Recorded data
════════

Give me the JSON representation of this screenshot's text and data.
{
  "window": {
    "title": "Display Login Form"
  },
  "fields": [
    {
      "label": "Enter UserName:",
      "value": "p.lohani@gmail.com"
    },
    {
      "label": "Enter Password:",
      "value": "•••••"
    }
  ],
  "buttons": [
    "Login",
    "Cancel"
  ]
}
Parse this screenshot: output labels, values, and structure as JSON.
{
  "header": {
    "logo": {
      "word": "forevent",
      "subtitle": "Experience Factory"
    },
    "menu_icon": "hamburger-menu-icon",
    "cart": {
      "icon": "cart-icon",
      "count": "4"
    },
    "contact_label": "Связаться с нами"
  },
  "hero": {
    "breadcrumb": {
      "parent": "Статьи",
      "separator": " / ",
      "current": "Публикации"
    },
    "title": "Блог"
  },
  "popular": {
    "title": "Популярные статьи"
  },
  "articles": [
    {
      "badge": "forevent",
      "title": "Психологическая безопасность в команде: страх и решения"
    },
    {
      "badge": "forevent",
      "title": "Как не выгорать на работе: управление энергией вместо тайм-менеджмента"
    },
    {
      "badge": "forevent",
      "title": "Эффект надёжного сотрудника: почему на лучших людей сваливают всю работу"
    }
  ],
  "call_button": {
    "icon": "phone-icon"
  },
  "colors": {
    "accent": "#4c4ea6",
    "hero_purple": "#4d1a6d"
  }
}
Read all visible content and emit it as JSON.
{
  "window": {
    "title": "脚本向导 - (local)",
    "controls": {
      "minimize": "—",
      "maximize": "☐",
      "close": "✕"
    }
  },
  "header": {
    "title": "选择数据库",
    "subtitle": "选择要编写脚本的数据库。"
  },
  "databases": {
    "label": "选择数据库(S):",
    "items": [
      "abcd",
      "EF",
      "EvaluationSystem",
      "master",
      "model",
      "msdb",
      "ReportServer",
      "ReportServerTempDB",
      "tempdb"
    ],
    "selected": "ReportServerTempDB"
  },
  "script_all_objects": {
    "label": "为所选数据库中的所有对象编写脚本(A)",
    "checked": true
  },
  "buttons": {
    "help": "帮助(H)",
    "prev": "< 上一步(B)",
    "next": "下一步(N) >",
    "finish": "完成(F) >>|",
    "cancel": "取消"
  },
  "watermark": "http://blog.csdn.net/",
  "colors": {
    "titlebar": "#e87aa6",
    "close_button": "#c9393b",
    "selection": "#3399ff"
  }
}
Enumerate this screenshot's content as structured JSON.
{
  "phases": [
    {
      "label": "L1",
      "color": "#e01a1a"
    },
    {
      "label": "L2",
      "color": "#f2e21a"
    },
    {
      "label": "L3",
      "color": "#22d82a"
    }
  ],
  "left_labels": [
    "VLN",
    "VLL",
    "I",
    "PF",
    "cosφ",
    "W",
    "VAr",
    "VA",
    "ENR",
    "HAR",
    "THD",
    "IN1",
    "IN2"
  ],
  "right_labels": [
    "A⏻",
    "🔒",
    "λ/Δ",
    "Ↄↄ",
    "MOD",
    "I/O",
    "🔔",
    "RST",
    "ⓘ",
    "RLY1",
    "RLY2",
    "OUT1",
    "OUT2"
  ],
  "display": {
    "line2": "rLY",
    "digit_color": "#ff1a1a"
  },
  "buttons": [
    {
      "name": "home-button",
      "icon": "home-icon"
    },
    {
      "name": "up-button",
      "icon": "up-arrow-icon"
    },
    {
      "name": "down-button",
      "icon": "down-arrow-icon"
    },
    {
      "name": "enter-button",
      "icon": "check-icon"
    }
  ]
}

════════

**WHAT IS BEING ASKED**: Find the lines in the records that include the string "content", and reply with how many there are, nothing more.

**PROBLEM SOLUTION**: 2